WARNING: THIS POST IS IN NOTES FORMAT, NOT READER-FRIENDLY
This will be the version 1 of notes that I’ve accumulated for writing a social science essay in university. The reason why I say it is version 1 is because I believe that I will learn more as I go along and some things here may be subjected to correction.
I am going to major in Political Science and from what I heard, the major involves mainly essay writings (as I’ve mentioned in the Grammar post). Thus, essay writing skills will be a major academic tool that I’ll be relying on; hence making it worth researching for.
The following are some quotes that I’ve selected from the book, How to Succeed in Your Social Science Degree:
“Some students fear that they will fail their assignments if they produce an essay which is merely a patchwork of other people’s opinions… The ability to assemble a patchwork of relevant materials is an important scholarly skill. You will get a reasonable grade for a properly referenced patchwork.” (Arksey, Harris, and Available, 2007)
” you do have to show that you have examined some of the background literature, and SUMMARIZED the main points made in that literature. You may wish to use direct or indirect quotations, with proper acknowledgement of the sources, to show that you have done this correctly and skillfully.” (Arksey, Harris, and Available, 2007)

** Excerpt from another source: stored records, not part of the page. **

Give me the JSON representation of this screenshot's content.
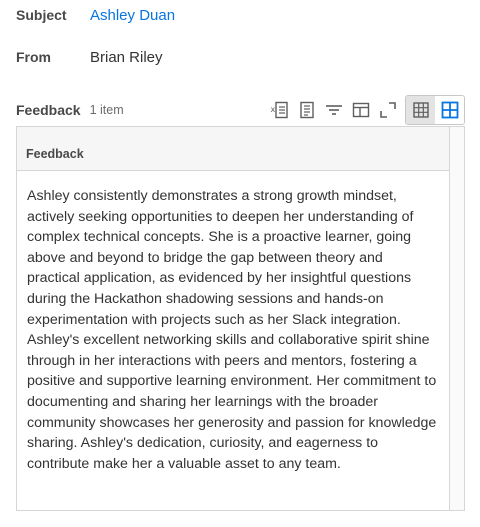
{
  "subject": {
    "label": "Subject",
    "value": "Ashley Duan"
  },
  "from": {
    "label": "From",
    "value": "Brian Riley"
  },
  "feedback_grid": {
    "title": "Feedback",
    "count": "1 item",
    "toolbar_icons": [
      "export-excel-icon",
      "export-pdf-icon",
      "filter-icon",
      "column-layout-icon",
      "fullscreen-icon",
      "table-view-icon",
      "grid-view-icon"
    ],
    "column_header": "Feedback",
    "rows": [
      {
        "feedback": "Ashley consistently demonstrates a strong growth mindset, actively seeking opportunities to deepen her understanding of complex technical concepts. She is a proactive learner, going above and beyond to bridge the gap between theory and practical application, as evidenced by her insightful questions during the Hackathon shadowing sessions and hands-on experimentation with projects such as her Slack integration. Ashley's excellent networking skills and collaborative spirit shine through in her interactions with peers and mentors, fostering a positive and supportive learning environment. Her commitment to documenting and sharing her learnings with the broader community showcases her generosity and passion for knowledge sharing. Ashley's dedication, curiosity, and eagerness to contribute make her a valuable asset to any team."
      }
    ]
  },
  "colors": {
    "link": "#0875e1",
    "active_toggle": "#0875e1"
  }
}
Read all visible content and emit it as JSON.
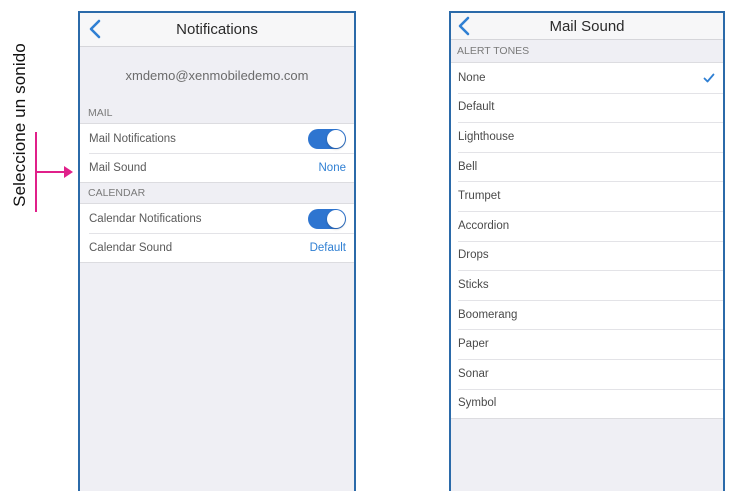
{
  "annotation": {
    "label": "Seleccione un sonido",
    "accent_color": "#e0208a"
  },
  "notifications_screen": {
    "title": "Notifications",
    "back_icon": "chevron-left-icon",
    "account_email": "xmdemo@xenmobiledemo.com",
    "mail_section": {
      "header": "MAIL",
      "notifications_label": "Mail Notifications",
      "notifications_enabled": true,
      "sound_label": "Mail Sound",
      "sound_value": "None"
    },
    "calendar_section": {
      "header": "CALENDAR",
      "notifications_label": "Calendar Notifications",
      "notifications_enabled": true,
      "sound_label": "Calendar Sound",
      "sound_value": "Default"
    }
  },
  "mail_sound_screen": {
    "title": "Mail Sound",
    "back_icon": "chevron-left-icon",
    "section_header": "ALERT TONES",
    "tones": [
      "None",
      "Default",
      "Lighthouse",
      "Bell",
      "Trumpet",
      "Accordion",
      "Drops",
      "Sticks",
      "Boomerang",
      "Paper",
      "Sonar",
      "Symbol"
    ],
    "selected": "None",
    "check_icon": "checkmark-icon"
  },
  "colors": {
    "frame": "#2b6aa9",
    "accent_blue": "#2f7fd3",
    "toggle_on": "#2e75d0",
    "background": "#efeff4"
  }
}
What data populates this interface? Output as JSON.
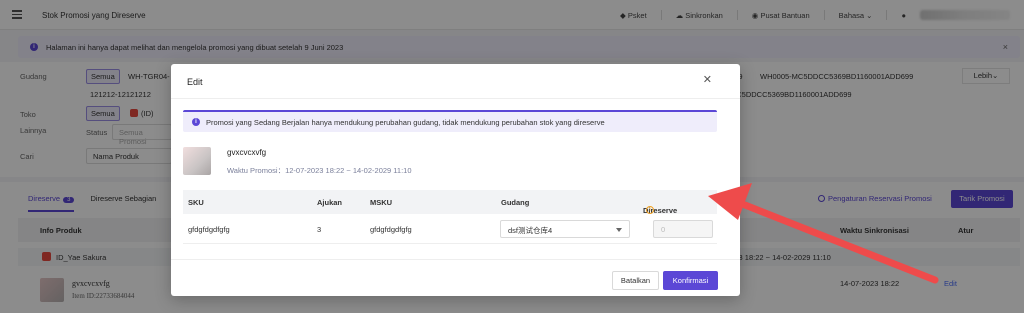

There are a few things we can take away from these quotes:
Firstly, the backbone of an essay is mainly a patchwork. Basically it is what we researched and put together in a coherent format; with proper citations. Hence about half of essay writing involves research, and the other half will be the patchwork.
Secondly, the essential tool of patchwork is summarization. Without summarization, there will be too many irrelevant details that would confuse readers, causing us to lose marks.
Here’s another quote from the same book:
” It is not easy to arrange your summaries of different pieces of literature…you will gain credit if you can do so. You can then add addition COMMENTS to add value to this summary.” (Arksey, Harris, and Available, 2007)
The new thing here that we should take note is “comments”. I’ve read the part on comments extensively and it is similar to “evaluation” in history essays when I did my A Levels. The following quotes are what comments are and where you can get them:
“Where do you get comments from? Although you will be focusing on chosen topics for revision purposes, you may well get ideas for interesting comparisons from other topics discussed on your modules or courses. If you have been to most or many lectures and taken notes, you can often get ideas for comparative comments. You will have received lecturer’s comments on your written work, and they can clearly be borne in mind.” (Arksey, Harris, and Available, 2007)
“You can get material for comments from discussing topics with other students, perhaps when you revive together, or from tutorials, including special revision tutorials. Of course, you will have to remember to note down these comments and include them in your mind maps. Many students never do so, even if they do take lots of notes in lectures.”(Arksey, Harris, and Available, 2007)
“You can get ideas for comment from other questions on the exam paper.” (Arksey, Harris, and Available, 2007)
“What is often not realized is that you can also revise and prepare comments as well. Remember that you will need to provide all sorts of alert and intelligent argument and comment on the summaries that you are providing if you want to do well.” (Arksey, Harris, and Available, 2007)
“You can obviously think of comment to make as you do your note-taking and revision, and you will want to record these comments so you can revise them as well. Of course, with any luck, the stress level of taking the exam will be exactly right, and will stimulate you to recall all kinds of additional links, comparisons, and critical comments of both the internal and external kind.” (Arksey, Harris, and Available, 2007)
Internal comments are:
1)comments in challenges to consistency
2) alternative approaches and comparisons
3)on the methods used
4)on additional cases which have not been discussed,including recent developments,
*comments on the arguments involved shows what they both emphasize and ignore.
The external kind is more of a cross-examination. Taken from a separate topic, be it from the same subject or not, impose the perspective/ new knowledge, conduct comparison and how the current argument is shifted due to this new imposition. For instance, from an economic perspective, the political agenda of the government can be shifted to focus more on freezing the Gini Coefficient. There is also a sociological perspective to this as income inequality greatly affects societal dissension. Hence, the government may not wish to focus solely on the discussed political agenda. This is an example of weakening a point, thus a side of the argument in an essay is also weakened by imposing external perspective.
Basically, comments are additional insights that can alter/ enhance the flow of the argument, thus demonstrating that you have thought things through and is able to exercise critical thinking.
Here is a simple list of where you can get comments if you didn’t read the above chunks:
1) Think of it when doing note-taking and revisions (record them down)
2) other topics in modules or course
3) lecturer’s comments on written work
4) lecture clues
5) seminars/ presentations
6) discussion with other students
Overall, the most important thing to take away is to WRITE THEM DOWN!!
Arksey, H., Harris, D.E. and Available, N. (2007) How to succeed in your social science degree (Sage Study skills series). Los Angeles, Calif. [etc.]: Sage Publications.